What Is a Slot?

In computer hardware, a slot is a physical or virtual device in which a component (such as a memory module or a GPU) is installed. Alternatively, the term may refer to an expansion slot on a motherboard that connects to other components via a bus such as PCI or AGP. Slots are also used in software for storing data, such as in a database or in an operating system. A slot can be reserved for a particular purpose, such as hosting an event or providing storage space for files.

The term slot can also be used to describe a position within a hierarchy or in a schedule. For example, an employee can be assigned a specific time to work on certain projects. A company can have many slots available for employees to choose from, which can be filled or vacated on an as-needed basis.

On a casino floor, a slot is an area of a machine that contains the pay table and a button or lever for inserting money. Some slot machines also have a screen that displays bonus levels and other game features. Most slot games are themed, with symbols that vary depending on the theme. Symbols typically include stylized lucky sevens, fruit, bells, and other icons. Depending on the number and type of symbols, a winning combination can award credits according to a predetermined pay table.

When a player activates the machine by pressing a button or lever, a random-number generator generates a series of numbers that correspond to different combinations of symbols on the reels. When the machine receives a signal — either from the push button or a pull handle — it sets one of those numbers, and the reels spin to place symbols in that order. Eventually, a matching set of symbols appears, and the player wins credits based on the pay table.

Slots are the most popular casino games, and they offer some of the biggest jackpots in the industry. However, they are not without risk and require a lot of luck to win. Players can increase their chances of winning by learning how to read the pay tables and understanding the odds.

Another strategy for winning at slot is to look for games that have recently paid out. This trick works especially well at brick-and-mortar casinos, where the cash out and credit amount are displayed next to each machine. If the amount of the cash out is high, it’s likely that a player left the slot after hitting a jackpot, giving you a higher chance of getting in on that payout.

Despite the fact that there is no skill involved in playing slot machines, some people have tried to develop strategies to improve their odds of winning.

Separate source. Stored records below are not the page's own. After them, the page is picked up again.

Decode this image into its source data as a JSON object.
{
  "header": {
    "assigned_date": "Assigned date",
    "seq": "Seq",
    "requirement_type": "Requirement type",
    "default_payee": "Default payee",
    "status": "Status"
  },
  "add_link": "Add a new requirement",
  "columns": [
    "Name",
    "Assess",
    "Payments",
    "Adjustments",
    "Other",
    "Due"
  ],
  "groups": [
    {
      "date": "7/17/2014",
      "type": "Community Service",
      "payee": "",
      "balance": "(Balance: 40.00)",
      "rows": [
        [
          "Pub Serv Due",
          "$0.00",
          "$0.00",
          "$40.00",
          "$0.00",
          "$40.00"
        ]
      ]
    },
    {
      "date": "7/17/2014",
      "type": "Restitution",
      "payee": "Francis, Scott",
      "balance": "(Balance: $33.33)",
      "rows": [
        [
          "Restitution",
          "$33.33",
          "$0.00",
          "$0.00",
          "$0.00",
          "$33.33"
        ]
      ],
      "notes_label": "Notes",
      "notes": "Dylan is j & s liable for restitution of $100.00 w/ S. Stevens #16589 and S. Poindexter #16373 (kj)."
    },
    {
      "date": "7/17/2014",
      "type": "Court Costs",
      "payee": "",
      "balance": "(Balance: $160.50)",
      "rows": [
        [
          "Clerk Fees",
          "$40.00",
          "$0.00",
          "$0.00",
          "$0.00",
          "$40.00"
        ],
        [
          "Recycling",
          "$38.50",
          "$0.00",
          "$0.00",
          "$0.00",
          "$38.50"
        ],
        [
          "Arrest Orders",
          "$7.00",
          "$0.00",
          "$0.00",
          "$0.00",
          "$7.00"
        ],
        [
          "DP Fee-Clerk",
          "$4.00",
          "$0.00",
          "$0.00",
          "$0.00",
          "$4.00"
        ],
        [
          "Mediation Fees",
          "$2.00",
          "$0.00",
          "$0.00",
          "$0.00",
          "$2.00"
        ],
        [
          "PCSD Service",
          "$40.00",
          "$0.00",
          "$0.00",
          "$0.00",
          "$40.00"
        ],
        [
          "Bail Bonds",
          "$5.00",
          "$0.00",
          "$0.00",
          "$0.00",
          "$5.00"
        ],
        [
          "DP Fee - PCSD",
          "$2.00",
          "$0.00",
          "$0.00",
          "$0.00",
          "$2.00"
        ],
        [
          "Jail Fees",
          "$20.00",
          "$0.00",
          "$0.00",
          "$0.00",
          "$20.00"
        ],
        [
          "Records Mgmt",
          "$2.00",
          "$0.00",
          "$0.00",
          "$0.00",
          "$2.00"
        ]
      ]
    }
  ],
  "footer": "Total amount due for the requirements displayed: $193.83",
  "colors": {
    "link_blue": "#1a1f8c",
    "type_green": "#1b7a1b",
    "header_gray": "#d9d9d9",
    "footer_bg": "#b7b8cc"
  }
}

While most of these strategies have failed, some have proven successful in the past. While these tactics can help you make the most of your time at a casino, they shouldn’t be relied upon to maximize your winnings.